Human follicular dendritic cells: function, origin and development

Semin Immunol. 2002 Aug;14(4):251-7. doi: 10.1016/s1044-5323(02)00057-x.


Follicular dendritic cells (FDCs) have important functions in the selection of memory B lymphocytes during germinal center reactions (GCR). They present native antigens to potential memory cells, of which only B cells with high affinity B cell receptors (BCR) can bind. These B lymphocytes survive, whereas nonbinding B cells undergo apoptotic cell death. FDCs are present in follicles of any secondary lymphoid organ and belong to the stromal cells of these organs. Ectopic FDC-formation can be found in a number of autoimmune diseases and/or chronic inflammatory situations. This indicates that the development of FDCs is not restricted to secondary lymphoid organs, but that it is rather a matter of local conditions that drives a precursor cell type into FDC-maturation. A precursor of FDCs has presently not been identified, but phenotypic marker studies, in vitro experiments with fibroblast-like cell lines, and recent data on mesenchymal precursor cells from the peripheral blood suggest a close relation to fibroblast-like cells.

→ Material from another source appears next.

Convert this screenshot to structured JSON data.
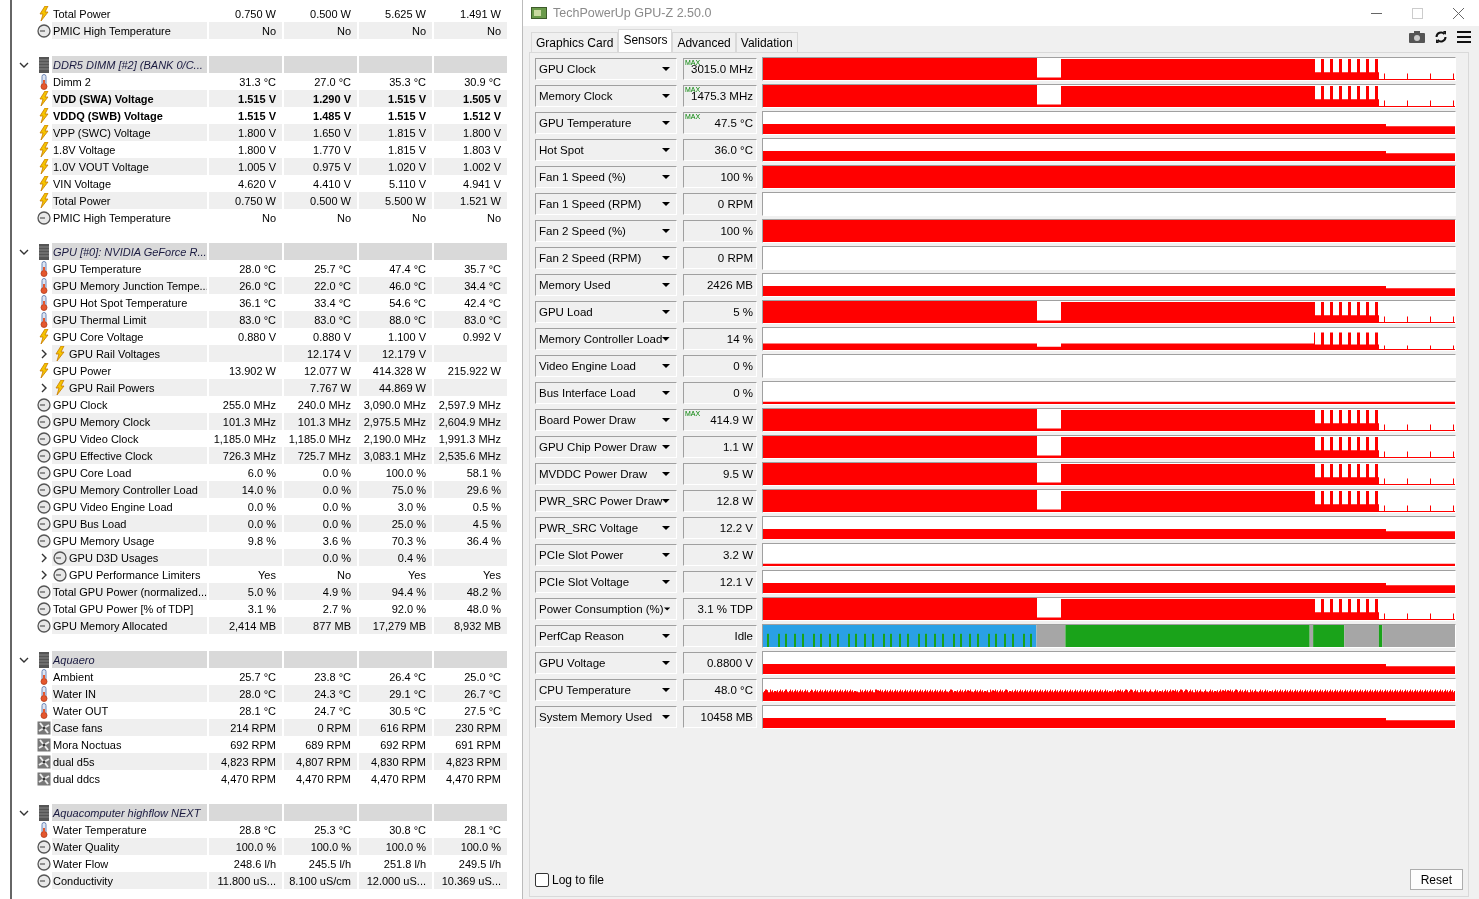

Publication types

  • Review

MeSH terms

  • Animals
  • Antigen Presentation
  • Autoimmune Diseases / immunology
  • Autoimmune Diseases / pathology
  • Dendritic Cells, Follicular / immunology*
  • Germinal Center / cytology*
  • Germinal Center / immunology
  • Humans